Data for the task:
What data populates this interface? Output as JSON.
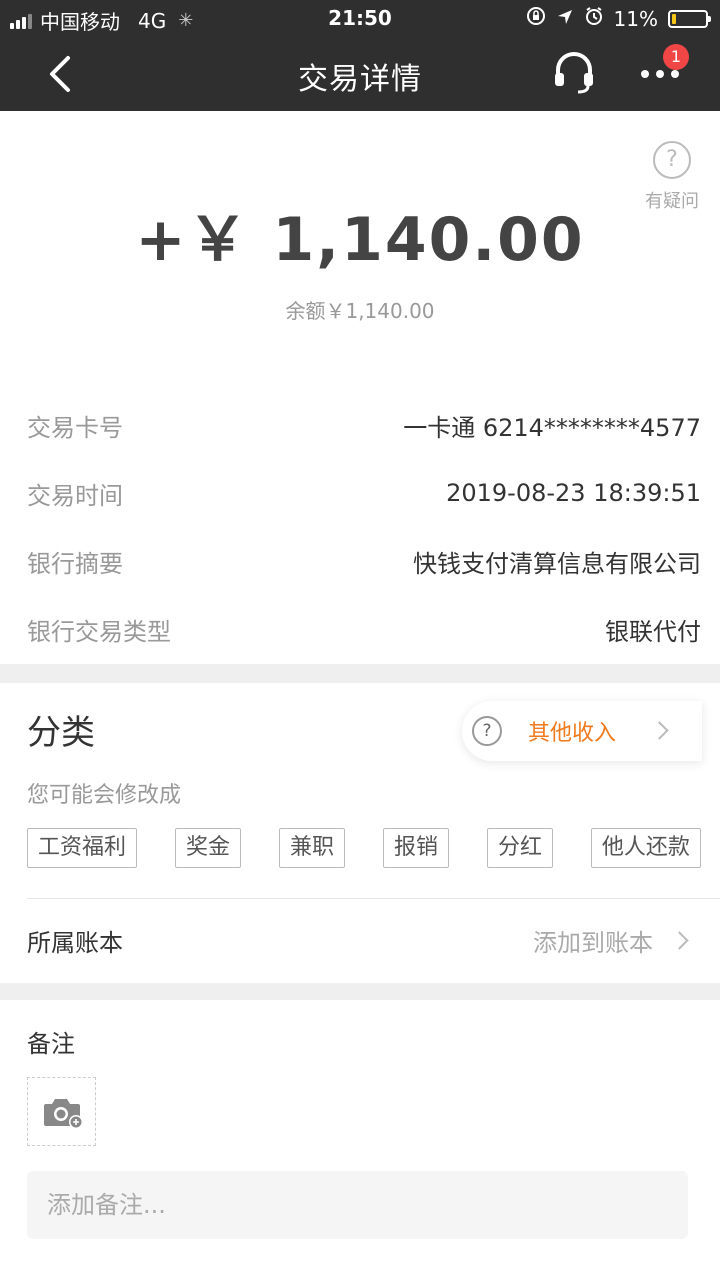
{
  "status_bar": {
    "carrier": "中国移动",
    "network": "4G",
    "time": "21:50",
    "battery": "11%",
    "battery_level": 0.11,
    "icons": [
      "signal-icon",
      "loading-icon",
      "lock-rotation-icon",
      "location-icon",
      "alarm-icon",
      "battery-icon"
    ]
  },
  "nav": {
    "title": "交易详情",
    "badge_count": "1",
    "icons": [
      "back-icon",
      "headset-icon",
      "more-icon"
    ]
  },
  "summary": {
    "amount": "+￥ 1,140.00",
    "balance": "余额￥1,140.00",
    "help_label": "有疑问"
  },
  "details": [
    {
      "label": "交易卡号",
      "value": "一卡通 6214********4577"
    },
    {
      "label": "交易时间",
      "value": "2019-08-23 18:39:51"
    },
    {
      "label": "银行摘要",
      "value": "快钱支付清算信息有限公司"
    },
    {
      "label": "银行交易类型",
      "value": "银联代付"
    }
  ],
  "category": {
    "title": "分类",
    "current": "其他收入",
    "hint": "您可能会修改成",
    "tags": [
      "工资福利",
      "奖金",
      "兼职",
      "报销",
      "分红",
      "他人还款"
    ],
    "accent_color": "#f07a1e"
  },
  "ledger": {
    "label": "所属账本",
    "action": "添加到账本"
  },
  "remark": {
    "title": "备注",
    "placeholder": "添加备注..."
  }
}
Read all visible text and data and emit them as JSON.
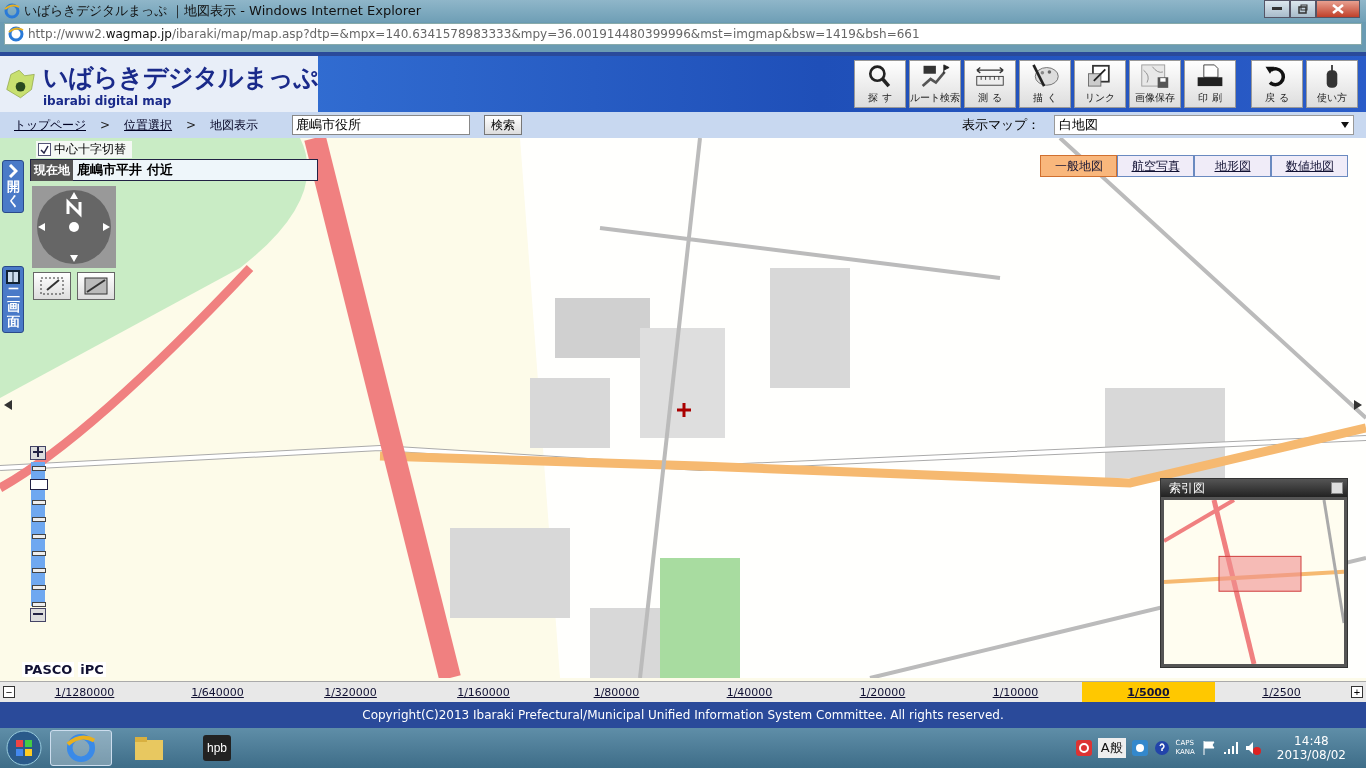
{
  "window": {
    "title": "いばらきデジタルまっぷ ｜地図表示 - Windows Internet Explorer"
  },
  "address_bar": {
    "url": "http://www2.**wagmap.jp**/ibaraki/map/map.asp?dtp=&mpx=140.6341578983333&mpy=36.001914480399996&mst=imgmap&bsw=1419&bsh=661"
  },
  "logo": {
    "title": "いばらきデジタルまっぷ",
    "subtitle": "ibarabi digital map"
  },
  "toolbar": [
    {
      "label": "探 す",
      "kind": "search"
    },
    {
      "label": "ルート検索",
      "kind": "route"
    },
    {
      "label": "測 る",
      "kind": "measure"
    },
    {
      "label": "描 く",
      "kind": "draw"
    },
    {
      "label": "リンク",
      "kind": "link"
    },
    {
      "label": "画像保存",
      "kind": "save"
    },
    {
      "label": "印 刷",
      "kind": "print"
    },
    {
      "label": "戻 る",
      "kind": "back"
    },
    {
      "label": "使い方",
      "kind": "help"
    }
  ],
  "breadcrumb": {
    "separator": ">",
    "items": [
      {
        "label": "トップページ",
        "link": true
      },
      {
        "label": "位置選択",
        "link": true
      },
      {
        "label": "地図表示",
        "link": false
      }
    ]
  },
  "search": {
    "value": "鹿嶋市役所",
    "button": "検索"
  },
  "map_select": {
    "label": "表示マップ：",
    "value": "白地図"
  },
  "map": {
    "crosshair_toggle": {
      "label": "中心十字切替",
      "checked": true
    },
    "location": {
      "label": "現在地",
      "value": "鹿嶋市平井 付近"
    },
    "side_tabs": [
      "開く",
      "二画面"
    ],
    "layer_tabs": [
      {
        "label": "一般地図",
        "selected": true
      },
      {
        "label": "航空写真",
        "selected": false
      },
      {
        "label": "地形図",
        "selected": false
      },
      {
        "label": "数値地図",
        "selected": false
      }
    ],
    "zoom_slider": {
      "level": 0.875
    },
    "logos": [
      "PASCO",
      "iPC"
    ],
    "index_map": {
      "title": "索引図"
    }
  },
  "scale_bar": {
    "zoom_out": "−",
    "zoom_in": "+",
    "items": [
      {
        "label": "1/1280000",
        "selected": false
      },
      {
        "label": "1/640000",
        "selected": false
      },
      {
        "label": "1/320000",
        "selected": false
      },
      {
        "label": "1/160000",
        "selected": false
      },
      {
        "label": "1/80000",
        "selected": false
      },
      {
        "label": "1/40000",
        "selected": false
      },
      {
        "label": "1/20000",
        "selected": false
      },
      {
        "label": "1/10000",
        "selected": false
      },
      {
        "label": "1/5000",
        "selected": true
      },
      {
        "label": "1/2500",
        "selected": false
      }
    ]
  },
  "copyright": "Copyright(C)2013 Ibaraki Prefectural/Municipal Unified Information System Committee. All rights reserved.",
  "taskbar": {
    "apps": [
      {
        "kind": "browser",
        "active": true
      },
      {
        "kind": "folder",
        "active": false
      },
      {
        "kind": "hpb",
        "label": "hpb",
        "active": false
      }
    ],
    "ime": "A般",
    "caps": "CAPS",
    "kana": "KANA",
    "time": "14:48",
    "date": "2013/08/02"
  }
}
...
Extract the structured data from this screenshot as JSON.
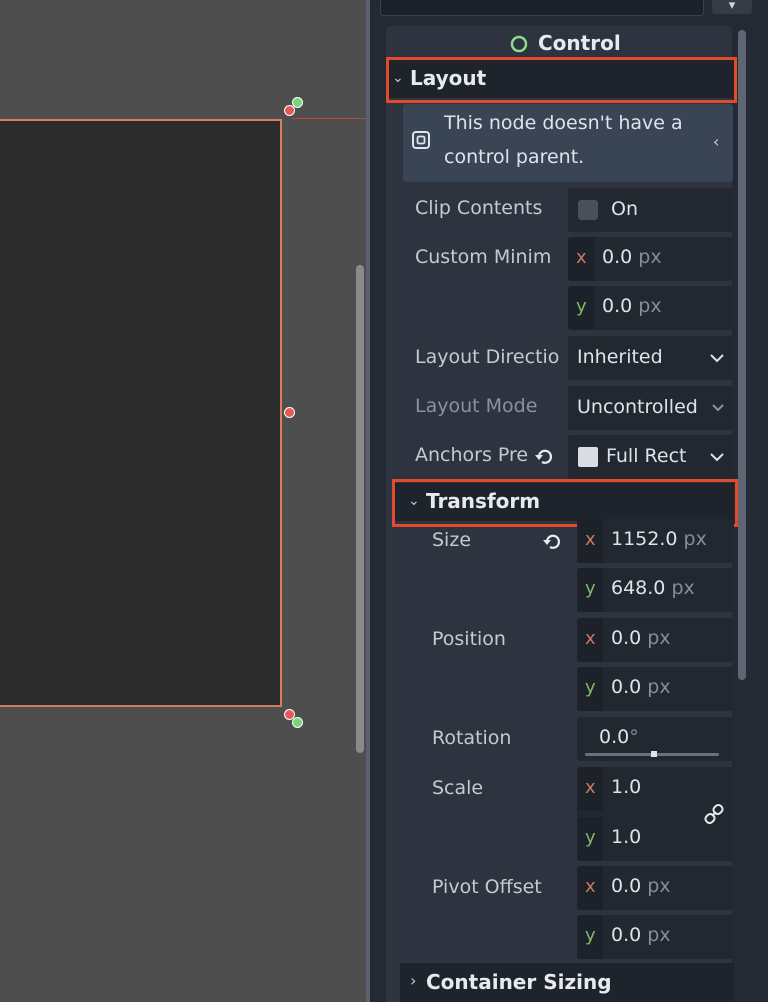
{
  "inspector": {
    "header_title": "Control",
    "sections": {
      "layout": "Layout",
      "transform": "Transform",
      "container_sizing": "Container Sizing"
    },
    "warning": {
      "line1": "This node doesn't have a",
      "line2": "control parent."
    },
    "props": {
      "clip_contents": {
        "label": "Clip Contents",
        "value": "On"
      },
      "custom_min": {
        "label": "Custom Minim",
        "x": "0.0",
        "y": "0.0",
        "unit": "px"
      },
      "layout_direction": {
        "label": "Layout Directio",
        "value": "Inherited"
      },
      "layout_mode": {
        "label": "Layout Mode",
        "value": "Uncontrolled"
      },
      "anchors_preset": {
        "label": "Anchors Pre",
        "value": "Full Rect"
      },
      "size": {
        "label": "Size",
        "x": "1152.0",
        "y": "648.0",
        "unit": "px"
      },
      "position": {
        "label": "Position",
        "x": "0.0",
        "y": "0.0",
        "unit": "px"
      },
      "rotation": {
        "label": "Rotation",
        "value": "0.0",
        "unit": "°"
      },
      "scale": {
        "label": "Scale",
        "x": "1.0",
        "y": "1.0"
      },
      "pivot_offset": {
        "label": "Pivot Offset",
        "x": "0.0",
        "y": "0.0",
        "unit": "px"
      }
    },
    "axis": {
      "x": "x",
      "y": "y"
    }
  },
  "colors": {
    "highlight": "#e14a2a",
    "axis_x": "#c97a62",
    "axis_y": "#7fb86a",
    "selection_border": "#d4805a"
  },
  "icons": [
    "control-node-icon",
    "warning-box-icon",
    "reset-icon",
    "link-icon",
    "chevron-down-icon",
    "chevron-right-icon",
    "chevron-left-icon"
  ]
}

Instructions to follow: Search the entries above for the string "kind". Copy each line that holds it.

Task output:
      "kind": "search"
      "kind": "route"
      "kind": "measure"
      "kind": "draw"
      "kind": "link"
      "kind": "save"
      "kind": "print"
      "kind": "back"
      "kind": "help"
        "kind": "browser",
        "kind": "folder",
        "kind": "hpb",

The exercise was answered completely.